- [Data for review]

——

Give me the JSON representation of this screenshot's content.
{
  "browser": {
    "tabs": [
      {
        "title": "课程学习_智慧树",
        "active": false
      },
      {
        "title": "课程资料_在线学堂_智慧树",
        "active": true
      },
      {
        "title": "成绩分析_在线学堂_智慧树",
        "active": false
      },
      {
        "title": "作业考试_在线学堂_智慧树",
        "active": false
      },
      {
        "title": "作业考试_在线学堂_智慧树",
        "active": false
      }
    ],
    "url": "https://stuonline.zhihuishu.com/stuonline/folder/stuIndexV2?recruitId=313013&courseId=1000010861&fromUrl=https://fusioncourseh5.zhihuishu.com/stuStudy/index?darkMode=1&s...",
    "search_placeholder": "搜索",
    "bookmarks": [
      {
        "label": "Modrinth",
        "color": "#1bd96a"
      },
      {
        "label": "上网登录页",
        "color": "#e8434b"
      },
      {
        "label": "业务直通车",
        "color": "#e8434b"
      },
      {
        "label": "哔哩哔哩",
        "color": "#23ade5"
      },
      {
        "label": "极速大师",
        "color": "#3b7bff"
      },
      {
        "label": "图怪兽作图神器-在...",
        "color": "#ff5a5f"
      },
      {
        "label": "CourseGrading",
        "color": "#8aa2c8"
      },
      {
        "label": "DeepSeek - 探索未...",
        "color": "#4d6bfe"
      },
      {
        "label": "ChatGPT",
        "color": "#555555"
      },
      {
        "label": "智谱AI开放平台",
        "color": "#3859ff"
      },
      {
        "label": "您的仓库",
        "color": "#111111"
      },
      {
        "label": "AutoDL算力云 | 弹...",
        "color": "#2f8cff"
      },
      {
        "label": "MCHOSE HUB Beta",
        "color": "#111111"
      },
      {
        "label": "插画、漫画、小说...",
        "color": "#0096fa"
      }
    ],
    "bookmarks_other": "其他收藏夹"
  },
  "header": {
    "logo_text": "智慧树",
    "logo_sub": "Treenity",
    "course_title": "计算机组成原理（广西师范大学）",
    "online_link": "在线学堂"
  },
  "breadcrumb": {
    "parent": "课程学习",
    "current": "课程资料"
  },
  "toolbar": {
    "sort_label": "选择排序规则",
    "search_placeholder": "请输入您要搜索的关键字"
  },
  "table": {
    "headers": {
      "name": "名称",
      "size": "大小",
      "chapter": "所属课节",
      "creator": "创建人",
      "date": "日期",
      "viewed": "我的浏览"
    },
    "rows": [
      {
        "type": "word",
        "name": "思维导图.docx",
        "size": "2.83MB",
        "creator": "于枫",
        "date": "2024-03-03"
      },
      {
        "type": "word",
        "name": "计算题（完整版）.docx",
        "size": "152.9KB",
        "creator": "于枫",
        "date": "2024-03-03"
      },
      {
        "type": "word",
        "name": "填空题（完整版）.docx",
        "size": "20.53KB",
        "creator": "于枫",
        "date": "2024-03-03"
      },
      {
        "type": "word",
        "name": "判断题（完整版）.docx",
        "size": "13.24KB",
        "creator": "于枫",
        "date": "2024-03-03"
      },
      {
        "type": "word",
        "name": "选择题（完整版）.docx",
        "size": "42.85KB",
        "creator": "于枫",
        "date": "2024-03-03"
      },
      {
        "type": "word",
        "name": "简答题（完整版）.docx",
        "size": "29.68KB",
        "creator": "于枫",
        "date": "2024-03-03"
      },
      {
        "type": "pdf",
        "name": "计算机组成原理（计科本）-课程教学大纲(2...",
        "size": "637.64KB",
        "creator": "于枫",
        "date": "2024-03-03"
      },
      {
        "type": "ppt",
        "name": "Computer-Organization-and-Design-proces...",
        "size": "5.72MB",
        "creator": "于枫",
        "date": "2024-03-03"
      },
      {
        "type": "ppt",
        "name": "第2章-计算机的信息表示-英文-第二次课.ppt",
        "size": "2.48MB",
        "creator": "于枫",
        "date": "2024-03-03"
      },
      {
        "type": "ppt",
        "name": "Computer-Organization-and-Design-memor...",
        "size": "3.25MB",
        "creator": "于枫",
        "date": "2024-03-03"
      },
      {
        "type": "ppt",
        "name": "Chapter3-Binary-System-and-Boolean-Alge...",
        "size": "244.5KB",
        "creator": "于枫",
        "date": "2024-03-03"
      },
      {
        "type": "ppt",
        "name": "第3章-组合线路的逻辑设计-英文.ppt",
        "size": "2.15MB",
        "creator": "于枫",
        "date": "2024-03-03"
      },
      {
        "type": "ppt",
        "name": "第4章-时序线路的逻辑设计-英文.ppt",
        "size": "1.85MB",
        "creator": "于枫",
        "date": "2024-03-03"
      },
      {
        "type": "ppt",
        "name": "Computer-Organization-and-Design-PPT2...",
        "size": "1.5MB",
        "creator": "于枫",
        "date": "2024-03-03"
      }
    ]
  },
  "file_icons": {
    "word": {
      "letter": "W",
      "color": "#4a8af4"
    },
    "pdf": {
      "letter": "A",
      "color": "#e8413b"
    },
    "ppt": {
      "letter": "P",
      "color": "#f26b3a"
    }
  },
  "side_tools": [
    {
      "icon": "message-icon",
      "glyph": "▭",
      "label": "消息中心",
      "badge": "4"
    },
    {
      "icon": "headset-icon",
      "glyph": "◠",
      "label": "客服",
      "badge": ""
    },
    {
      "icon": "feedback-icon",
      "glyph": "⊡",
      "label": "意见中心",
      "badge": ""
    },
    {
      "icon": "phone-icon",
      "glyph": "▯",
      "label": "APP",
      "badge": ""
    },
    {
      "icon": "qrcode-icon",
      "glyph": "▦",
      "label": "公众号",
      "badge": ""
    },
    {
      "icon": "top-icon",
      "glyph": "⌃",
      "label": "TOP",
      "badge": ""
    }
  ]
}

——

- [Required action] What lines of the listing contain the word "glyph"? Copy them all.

- [Task answer]
      "glyph": "▭",
      "glyph": "◠",
      "glyph": "⊡",
      "glyph": "▯",
      "glyph": "▦",
      "glyph": "⌃",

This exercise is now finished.